For most older children and adults infected with RSV, they will experience cold-like symptoms and feel better within a week or so. But for babies, younger children and older adults, RSV can be much more than a typical cold.
RSV, among other viruses, causes an infection known as bronchiolitis. Bronchiolitis is a nasty illness in which the small airways in the lungs, called bronchioles, become inflamed. The inflammation can block the airways, making it hard to breathe. In addition to inflammation, the infection causes large amounts of mucous and secretions which can also block the airway. For babies who have small airways, this creates a real problem.
Bronchiolitis starts with cold symptoms: runny nose, fever and cough. About two to three days into the infection parents may notice their child breathing faster, using more energy to breathe, wheezing and even vomiting. Some babies feed poorly and can develop dehydration due to severe nasal congestion. In some cases, babies may present with apnea, which is when they stop breathing all together, even without any other sign of illness.
Babies who were born prematurely are at particularly high risk for complications from RSV in the first year of life. This means they are more likely to develop severe lower respiratory tract disease requiring hospitalization. Also, children with congenital heart disease, chronic lung disease and immune deficiencies can develop more severe infection. Keep in mind that most children who require hospitalization for RSV are full-term healthy infants. The bottom line is that all parents of young infants need to be aware of RSV.
The most important step is clear mucous from the nose so babies can breathe and eat. When babies don’t feed well, they can become dehydrated and require IV fluids. In addition, when babies develop mucous build up in their lungs, the oxygen level can decrease, requiring supplemental oxygen. Some babies may develop a secondary bacterial pneumonia or ear infection, both of which require antibiotics.
Parents have the power to help prevent the spread of RSV:
- Cover coughs and sneezes with a tissue (you can also cough or sneeze into your elbow)
- Wash hands often with soap and water for at least 20 seconds after using the bathroom, eating and being outside
- Clean frequently touched surfaces such as doorknobs and mobile devices; use hand sanitizer regularly
- Stay home when you or your child is feeling sick – no school, no day care!
There is a medication called SYNAGIS (palivizumab) that contains man-made, disease-fighting proteins called antibodies.

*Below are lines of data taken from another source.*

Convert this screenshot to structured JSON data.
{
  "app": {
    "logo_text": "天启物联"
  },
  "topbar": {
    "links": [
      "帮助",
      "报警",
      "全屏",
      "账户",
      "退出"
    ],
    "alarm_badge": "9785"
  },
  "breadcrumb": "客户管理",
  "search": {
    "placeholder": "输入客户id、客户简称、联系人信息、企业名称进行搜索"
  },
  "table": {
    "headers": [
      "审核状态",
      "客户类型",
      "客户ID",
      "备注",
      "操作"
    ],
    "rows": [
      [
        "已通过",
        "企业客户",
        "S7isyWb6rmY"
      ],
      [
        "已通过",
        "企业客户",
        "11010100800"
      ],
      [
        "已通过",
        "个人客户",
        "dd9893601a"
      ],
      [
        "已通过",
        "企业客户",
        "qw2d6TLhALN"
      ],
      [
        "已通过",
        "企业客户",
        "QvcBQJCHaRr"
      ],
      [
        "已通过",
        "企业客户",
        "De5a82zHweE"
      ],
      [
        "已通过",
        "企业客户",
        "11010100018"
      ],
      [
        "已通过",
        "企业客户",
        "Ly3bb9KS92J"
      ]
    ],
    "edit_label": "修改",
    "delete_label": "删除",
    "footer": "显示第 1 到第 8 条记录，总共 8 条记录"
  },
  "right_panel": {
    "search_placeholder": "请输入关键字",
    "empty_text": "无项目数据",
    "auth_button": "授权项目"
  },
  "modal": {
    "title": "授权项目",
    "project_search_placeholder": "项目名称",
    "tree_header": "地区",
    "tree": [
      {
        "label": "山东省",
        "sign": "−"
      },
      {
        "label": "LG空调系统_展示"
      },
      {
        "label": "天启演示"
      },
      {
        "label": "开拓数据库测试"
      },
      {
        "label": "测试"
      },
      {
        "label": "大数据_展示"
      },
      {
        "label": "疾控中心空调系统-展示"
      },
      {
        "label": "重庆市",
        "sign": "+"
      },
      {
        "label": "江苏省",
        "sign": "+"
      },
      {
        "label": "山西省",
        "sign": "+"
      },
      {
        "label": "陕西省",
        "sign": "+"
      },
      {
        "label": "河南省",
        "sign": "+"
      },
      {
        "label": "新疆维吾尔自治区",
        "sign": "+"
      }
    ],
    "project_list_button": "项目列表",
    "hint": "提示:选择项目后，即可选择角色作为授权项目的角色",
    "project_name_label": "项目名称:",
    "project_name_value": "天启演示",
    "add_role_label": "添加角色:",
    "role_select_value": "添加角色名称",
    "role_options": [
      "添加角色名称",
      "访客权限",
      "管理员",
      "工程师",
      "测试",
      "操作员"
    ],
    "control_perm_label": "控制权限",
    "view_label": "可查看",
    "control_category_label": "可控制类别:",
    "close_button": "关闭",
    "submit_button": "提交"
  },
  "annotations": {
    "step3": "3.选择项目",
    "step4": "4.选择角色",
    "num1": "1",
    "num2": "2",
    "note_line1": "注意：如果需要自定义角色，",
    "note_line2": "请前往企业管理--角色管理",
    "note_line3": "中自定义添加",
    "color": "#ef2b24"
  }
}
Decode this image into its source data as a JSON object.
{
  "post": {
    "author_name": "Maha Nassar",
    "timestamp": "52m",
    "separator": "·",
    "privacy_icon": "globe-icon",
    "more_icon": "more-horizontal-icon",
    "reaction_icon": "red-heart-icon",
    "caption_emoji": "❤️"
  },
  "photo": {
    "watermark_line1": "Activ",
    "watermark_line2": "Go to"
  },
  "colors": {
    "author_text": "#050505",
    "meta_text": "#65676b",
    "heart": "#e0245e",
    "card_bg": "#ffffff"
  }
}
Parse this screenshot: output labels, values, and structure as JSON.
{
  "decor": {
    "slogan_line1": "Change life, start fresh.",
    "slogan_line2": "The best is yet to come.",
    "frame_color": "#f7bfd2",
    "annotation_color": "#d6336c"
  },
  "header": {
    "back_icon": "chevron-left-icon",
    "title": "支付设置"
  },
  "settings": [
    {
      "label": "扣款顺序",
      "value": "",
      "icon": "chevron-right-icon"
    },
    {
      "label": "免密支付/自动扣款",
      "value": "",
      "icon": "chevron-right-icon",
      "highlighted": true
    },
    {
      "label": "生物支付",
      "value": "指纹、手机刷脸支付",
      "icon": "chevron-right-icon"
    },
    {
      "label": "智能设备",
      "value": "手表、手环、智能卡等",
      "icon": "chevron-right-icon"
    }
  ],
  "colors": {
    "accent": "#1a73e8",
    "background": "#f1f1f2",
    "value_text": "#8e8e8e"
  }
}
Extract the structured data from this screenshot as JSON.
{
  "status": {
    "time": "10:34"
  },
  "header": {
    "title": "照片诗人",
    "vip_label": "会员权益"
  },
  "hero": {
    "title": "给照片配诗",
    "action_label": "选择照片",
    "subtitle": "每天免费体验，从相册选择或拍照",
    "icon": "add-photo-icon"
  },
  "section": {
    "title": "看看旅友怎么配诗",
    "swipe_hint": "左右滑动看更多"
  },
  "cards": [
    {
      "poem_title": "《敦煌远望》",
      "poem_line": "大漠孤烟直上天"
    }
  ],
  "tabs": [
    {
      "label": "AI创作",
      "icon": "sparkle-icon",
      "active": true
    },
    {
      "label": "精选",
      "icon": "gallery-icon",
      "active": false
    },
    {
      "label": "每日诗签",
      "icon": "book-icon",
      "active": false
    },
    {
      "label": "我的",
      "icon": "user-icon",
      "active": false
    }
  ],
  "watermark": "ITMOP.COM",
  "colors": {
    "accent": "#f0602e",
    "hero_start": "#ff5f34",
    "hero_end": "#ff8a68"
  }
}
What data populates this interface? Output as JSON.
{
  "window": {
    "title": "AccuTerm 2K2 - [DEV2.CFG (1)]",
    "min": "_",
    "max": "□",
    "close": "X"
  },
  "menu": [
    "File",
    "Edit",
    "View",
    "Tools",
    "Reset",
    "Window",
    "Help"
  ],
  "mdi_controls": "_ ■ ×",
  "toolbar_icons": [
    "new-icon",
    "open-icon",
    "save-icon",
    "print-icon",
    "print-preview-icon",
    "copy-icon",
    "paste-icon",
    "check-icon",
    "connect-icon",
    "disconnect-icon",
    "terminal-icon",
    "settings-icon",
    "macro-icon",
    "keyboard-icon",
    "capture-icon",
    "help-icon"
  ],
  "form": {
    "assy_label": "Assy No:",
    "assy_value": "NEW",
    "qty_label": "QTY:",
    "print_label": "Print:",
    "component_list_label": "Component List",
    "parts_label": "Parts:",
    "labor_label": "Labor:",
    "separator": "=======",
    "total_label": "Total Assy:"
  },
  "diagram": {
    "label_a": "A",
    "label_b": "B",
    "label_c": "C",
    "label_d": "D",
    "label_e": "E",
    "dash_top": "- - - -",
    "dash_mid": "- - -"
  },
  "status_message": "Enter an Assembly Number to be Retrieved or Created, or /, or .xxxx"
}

This medication is used to help prevent RSV disease, not treat children who already have RSV and is recommended by the American Academy of Pediatrics for children:
- born prematurely (at or before 35 weeks) and who are 6 months of age or less at the beginning of RSV season
- who have a chronic lung condition, called bronchopulmonary dysplasia (BPD), that needed medical treatment within the last 6 months, and who are 24 months of age or less at the beginning of RSV season
- born with certain types of heart disease and who are 24 months of age or less at the beginning of RSV season